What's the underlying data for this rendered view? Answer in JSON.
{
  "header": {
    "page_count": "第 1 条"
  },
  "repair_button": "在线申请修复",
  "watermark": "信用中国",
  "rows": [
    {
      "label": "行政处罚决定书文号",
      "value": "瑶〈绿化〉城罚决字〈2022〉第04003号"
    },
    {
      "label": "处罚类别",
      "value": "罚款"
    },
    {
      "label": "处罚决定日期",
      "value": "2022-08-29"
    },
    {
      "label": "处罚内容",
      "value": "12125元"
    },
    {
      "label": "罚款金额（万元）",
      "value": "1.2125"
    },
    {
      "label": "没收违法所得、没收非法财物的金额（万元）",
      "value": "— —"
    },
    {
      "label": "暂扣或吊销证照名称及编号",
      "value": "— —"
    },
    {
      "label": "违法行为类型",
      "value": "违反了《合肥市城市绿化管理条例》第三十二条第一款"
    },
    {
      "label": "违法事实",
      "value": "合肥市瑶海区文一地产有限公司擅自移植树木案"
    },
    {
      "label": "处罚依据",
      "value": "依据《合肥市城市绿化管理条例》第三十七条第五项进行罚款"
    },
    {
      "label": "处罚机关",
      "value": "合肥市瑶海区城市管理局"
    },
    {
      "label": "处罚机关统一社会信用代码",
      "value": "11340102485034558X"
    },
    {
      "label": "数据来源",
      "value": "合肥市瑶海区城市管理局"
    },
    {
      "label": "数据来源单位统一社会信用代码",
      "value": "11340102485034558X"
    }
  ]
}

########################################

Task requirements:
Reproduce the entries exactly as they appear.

Solution to the exercise:
What's the underlying data for this rendered view? Answer in JSON.
{
  "header": {
    "page_count": "第 1 条"
  },
  "repair_button": "在线申请修复",
  "watermark": "信用中国",
  "rows": [
    {
      "label": "行政处罚决定书文号",
      "value": "瑶〈绿化〉城罚决字〈2022〉第04003号"
    },
    {
      "label": "处罚类别",
      "value": "罚款"
    },
    {
      "label": "处罚决定日期",
      "value": "2022-08-29"
    },
    {
      "label": "处罚内容",
      "value": "12125元"
    },
    {
      "label": "罚款金额（万元）",
      "value": "1.2125"
    },
    {
      "label": "没收违法所得、没收非法财物的金额（万元）",
      "value": "— —"
    },
    {
      "label": "暂扣或吊销证照名称及编号",
      "value": "— —"
    },
    {
      "label": "违法行为类型",
      "value": "违反了《合肥市城市绿化管理条例》第三十二条第一款"
    },
    {
      "label": "违法事实",
      "value": "合肥市瑶海区文一地产有限公司擅自移植树木案"
    },
    {
      "label": "处罚依据",
      "value": "依据《合肥市城市绿化管理条例》第三十七条第五项进行罚款"
    },
    {
      "label": "处罚机关",
      "value": "合肥市瑶海区城市管理局"
    },
    {
      "label": "处罚机关统一社会信用代码",
      "value": "11340102485034558X"
    },
    {
      "label": "数据来源",
      "value": "合肥市瑶海区城市管理局"
    },
    {
      "label": "数据来源单位统一社会信用代码",
      "value": "11340102485034558X"
    }
  ]
}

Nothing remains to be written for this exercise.